But what about the sugar?

The sugar that is used to sweeten energy drinks and add to the boost is processed, just like most soft drinks and coffees. But, this type of sugar breaks down very quickly which releases too much energy at one time.

This concept is what puts the body under stress while it is also trying to maintain other body functions; the body plunges into overload. The feeling of fatigue takes over after drinking a Red Bull or a Monster because the energy from the broken sugars is quickly burned up and the rest of your body continues to be in overdrive for awhile.

Other additives in energy drinks also contribute to the negative health risks.

Taurine, B vitamins, amino acids and guarana are the thought-to-be harmless ingredients in the beverages, but in the quantity added to energy drinks can cause an overdose of caffeine and stimulation.

Guarana, one common ingredient that is added to energy drinks. Photo courtesy of Google Images

How do students afford such beverages? These “energy enhancers” cost anywhere from one dollar to over three dollars.
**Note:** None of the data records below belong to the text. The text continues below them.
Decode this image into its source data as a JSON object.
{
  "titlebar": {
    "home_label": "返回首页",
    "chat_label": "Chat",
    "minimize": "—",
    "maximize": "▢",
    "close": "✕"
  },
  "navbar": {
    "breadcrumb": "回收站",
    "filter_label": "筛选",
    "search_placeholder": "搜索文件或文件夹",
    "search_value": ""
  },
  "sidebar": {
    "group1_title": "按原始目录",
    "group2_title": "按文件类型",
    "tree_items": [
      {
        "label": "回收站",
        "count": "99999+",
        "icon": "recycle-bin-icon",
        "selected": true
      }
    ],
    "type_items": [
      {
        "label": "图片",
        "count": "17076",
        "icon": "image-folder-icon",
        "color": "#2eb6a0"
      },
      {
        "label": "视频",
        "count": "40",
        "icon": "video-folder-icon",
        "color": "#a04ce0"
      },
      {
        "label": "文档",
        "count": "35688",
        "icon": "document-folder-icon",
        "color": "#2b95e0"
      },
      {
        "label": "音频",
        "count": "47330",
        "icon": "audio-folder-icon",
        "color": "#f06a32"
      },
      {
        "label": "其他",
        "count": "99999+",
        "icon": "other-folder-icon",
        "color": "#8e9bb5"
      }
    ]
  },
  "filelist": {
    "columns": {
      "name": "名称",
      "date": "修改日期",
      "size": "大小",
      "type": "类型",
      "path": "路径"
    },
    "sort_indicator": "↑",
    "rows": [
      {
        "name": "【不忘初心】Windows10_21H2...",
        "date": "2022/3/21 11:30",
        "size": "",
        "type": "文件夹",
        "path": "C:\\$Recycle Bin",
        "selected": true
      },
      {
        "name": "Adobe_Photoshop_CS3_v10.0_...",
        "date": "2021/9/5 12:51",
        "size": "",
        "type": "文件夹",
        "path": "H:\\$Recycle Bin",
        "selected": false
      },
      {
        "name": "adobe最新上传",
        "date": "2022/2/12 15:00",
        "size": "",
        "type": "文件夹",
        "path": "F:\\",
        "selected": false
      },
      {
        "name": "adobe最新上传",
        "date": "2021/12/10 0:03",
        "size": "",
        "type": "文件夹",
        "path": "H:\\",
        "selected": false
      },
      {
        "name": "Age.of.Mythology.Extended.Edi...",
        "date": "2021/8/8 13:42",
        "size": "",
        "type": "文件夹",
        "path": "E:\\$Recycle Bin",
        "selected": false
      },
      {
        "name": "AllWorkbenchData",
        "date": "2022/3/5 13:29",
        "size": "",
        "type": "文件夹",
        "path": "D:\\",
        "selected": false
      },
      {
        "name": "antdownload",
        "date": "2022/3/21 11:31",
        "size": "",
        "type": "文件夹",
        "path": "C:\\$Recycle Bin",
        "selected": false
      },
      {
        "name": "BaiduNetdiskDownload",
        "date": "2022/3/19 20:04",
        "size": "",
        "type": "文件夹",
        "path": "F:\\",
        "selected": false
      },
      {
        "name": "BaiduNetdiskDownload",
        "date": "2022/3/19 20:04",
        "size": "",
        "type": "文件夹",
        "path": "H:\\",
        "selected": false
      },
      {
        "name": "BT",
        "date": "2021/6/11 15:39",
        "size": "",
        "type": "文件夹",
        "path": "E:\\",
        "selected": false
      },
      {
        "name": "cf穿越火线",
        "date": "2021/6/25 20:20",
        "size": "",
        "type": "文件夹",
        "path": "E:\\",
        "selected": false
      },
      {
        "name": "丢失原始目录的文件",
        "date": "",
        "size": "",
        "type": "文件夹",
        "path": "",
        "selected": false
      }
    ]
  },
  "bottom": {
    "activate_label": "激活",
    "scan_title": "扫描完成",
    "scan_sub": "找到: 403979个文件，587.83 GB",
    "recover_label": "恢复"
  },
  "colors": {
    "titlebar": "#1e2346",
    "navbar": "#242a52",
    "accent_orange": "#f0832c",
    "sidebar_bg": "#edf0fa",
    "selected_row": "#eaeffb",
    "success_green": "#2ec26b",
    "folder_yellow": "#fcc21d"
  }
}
That’s a big number if you’re like senior Crystal Bugner who drinks at least one energy drink everyday.

Bugner spends $20 out of every paycheck to support her habit.
She introduced herself by saying, “My name is Crystal and I’m addicted to caffeine.”

Other students aren’t afraid to roll out the dough either.

Ackerman said, “I usually pay myself, almost three bucks a drink”

“Depending on the quality and expiration, (I’ll pay) three dollars, but I wouldn’t be afraid to pay up to four,” commented Bernard.

But regardless of price and ingredients, most students are like Herr.

“I am aware of the risks, but I really don’t care.”

By Christa Charles and Cassie Funk